There’s nothing wrong with that reaction per se; we feel how we feel. But now that I’m in my middle years, I would prefer to take a steadier approach to life’s turbulence. I don’t feel good, content or effective if I’m simply wrestling with turbulent and negative emotions. And by caving into or even fueling those emotions, I’m likely to escalate the situation to where one or both of us then does or says something that we both will later regret.
If only there were a pill for this kind of thing (or is it Valium or Prozac?) There’s just no quick fix for controlling or managing what can be destructive emotions. But I do think practicing a few concepts or exercises has helped me over the years.
- Interpretation – Just because I interpret an action or words in a certain way (disrespectful, thoughtless, hostile), does not mean they were intended that way. This may be someone else’s usual MO (or not at all directed at me) and I’m reading too much into it. See Eeny Meeny Miny Mo – I Choose Fear.
- Forgiveness – Even if someone intended disrespect, aggressive, passive-aggressive or selfish behavior, it does not mean I have to get upset about it. By believing that everyone is trying their best given their unique circumstances allows me to let go of any negative reciprocal feelings I may develop. See Finding Forgiveness and Tit for Tat Played Out.
- It’s not about me – You’ve heard of projection, right? Projection occurs when I have an emotion such as resentment but then accuse someone else of being resentful. I project because I perceive that emotion is coming from outside rather than from within. I’ve had people yell at me and accuse me of how angry I was while I sat and watched them. The irony and hypocrisy was lost on them. Not that I’ve never made similar accusations myself…

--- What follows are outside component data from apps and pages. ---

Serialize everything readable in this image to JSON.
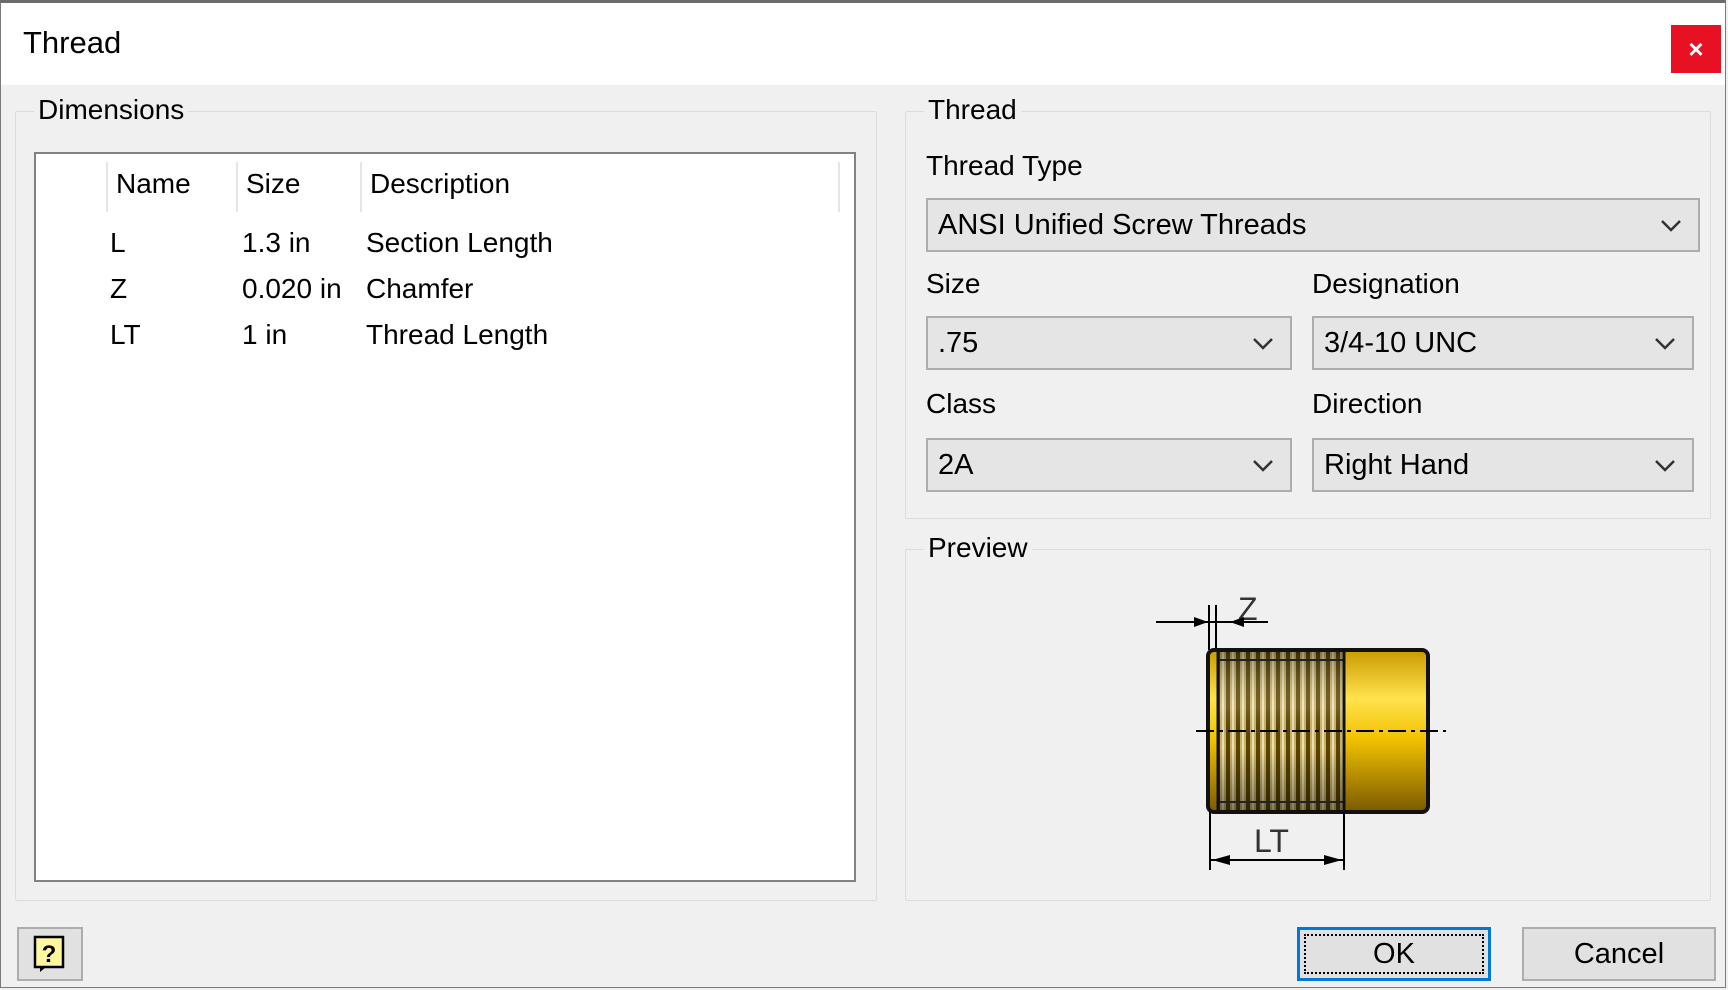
{
  "window": {
    "title": "Thread",
    "close_label": "×"
  },
  "dimensions": {
    "group_label": "Dimensions",
    "columns": {
      "name": "Name",
      "size": "Size",
      "description": "Description"
    },
    "rows": [
      {
        "name": "L",
        "size": "1.3 in",
        "description": "Section Length"
      },
      {
        "name": "Z",
        "size": "0.020 in",
        "description": "Chamfer"
      },
      {
        "name": "LT",
        "size": "1 in",
        "description": "Thread Length"
      }
    ]
  },
  "thread": {
    "group_label": "Thread",
    "thread_type_label": "Thread Type",
    "thread_type_value": "ANSI Unified Screw Threads",
    "size_label": "Size",
    "size_value": ".75",
    "designation_label": "Designation",
    "designation_value": "3/4-10 UNC",
    "class_label": "Class",
    "class_value": "2A",
    "direction_label": "Direction",
    "direction_value": "Right Hand"
  },
  "preview": {
    "group_label": "Preview",
    "z_label": "Z",
    "lt_label": "LT",
    "colors": {
      "body": "#f2c200",
      "thread_dark": "#6b5200",
      "thread_light": "#d9c27a"
    }
  },
  "buttons": {
    "help_icon": "help-icon",
    "ok_label": "OK",
    "cancel_label": "Cancel"
  }
}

- Perspective – Here’s where I step back and ask myself what the end goal is. Is it my goal to be right? To get my way? Or to foster my relationship in light of a challenge? I don’t know about you, but when I engage in a prolonged and/or heated argument about who is right, even if I get a concession, I end up feeling a bit dirty afterwards. It feels like I just bullied someone into agreeing with me. That makes me an a**hole, not “right.” Also, if I “win” then that means I had to make someone else “lose.” Life is not a zero sum game and I refuse to play it that way.
- Quality of life – When I’m in that tantrum-ish state, I’m just not happy. I’m neither my best self nor am I being the person I want to be. Peace of mind has becoming a priority to me since I’ve spent so long squandering it. I also refuse to give away my power to have peace of mind to someone else.
- Reflects Poorly on Me – That emotional tantrum is just plain unattractive and reflects my juvenile mentality.
- Setting an Example – It’s particularly damaging to cave or escalate that tantrum when children, students or people I mentor are present. I am demonstrating that I believe my needs and beliefs are more important than someone else’s. Is that the lesson I want to teach to others?
- Meditate and journal – Doing these exercises regularly helps to get out of one’s head where these destructive beliefs and messages germinate and flourish. When I’m feeling particularly antagonistic to someone, I meditate on wishing them peace, joy, and love. I open my heart to their pain and humanity and, in so doing, am open to my own.
This effort, like everything else I do in my life, is a journey. A work in progress. Part of the forgiveness element includes forgiveness for myself when I respond poorly to someone else and their best effort. They’re doing their best. So am I. And that is good enough for me.